Knowing how to help kids develop individuality helps them to have healthy self-esteem. Every child is an individual with his own personality, interests, preferences, approaches to situations and perspectives. However, internal conflict and external demands on your child can cause him to trade his individuality for what he thinks others want him to be. Protect your child's sense of self by providing an environment and activities that develops his individuality.
Create a low-stress environment to help your child feel confident in his individuality. Steve Baskins of the American Camp Association, writing for "Psychology Today" says you can do this by limiting planned activities and lessons and being open to what your child enjoys or wants to learn. He notes that while keeping to a schedule and being organized is important at times, it is also necessary to give your child room to discover his interests and talents.
Allow your child to express himself without limiting interests and activities by gender. Listen to your child's comments about gender-related activities without being critical or mocking him. For example if your son wants to learn how to cook or sew, encourage him to do so and point out men who are successful in these careers or hobbies.

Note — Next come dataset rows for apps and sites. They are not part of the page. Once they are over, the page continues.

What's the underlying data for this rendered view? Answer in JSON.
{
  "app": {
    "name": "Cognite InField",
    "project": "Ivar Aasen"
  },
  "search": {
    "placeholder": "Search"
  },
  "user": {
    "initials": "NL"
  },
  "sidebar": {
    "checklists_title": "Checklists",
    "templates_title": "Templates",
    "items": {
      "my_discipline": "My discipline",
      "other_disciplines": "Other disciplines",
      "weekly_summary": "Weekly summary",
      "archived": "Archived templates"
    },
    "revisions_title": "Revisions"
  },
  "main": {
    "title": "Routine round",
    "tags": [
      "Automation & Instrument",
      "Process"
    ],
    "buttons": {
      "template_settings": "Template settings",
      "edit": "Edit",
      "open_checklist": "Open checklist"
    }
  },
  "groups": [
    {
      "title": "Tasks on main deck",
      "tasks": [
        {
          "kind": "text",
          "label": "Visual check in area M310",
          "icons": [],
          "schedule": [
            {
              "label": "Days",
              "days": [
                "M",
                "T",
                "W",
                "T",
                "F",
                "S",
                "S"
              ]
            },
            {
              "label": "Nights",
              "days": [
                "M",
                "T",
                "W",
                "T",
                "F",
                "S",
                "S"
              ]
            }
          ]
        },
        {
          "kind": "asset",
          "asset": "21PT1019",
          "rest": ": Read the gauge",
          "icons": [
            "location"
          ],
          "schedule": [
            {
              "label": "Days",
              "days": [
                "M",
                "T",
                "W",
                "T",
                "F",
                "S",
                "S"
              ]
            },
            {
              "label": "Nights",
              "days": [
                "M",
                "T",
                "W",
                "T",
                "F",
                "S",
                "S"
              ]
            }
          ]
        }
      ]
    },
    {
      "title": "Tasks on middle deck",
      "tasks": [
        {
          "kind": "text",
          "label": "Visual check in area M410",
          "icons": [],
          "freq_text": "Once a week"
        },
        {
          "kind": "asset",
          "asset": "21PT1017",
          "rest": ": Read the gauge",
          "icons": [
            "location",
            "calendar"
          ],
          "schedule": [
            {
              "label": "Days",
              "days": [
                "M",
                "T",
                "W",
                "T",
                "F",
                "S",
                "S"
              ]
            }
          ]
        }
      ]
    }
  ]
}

Give your child positive living and historical role models in your family, community, country and culture, who have overcome restrictions due to gender, ethnicity religion and class. For example, teach your child about women who have succeeded as pilots, engineers or mathematicians.
Encourage your child to create his own play and let him daydream and think without filling up his time with toys, electronics and screens. Don't worry that your child will be bored if you don't give fill every moment with activities and toys. Instead of buying him a costume or props for a play, let him come up with ideas of his own to create them from things around the house.
Introduce your child to music, stories, clothing and foods from a wide range of cultures. Take him to culture and art shows to show him the diversity of people and places. Limit how much canned pop culture he gets from the TV and Internet.
Give your child more independence to help him develop and be confident in his individuality.
Some children may feel they need to conform and hide their individuality out of fear of being mocked or bullied by other children. If your child has low-self esteem or is being bullied, talk to him and try to get to the root of the problem. Talk to school officials about bullying, and seek professional help if necessary. Bullying can lead to depression.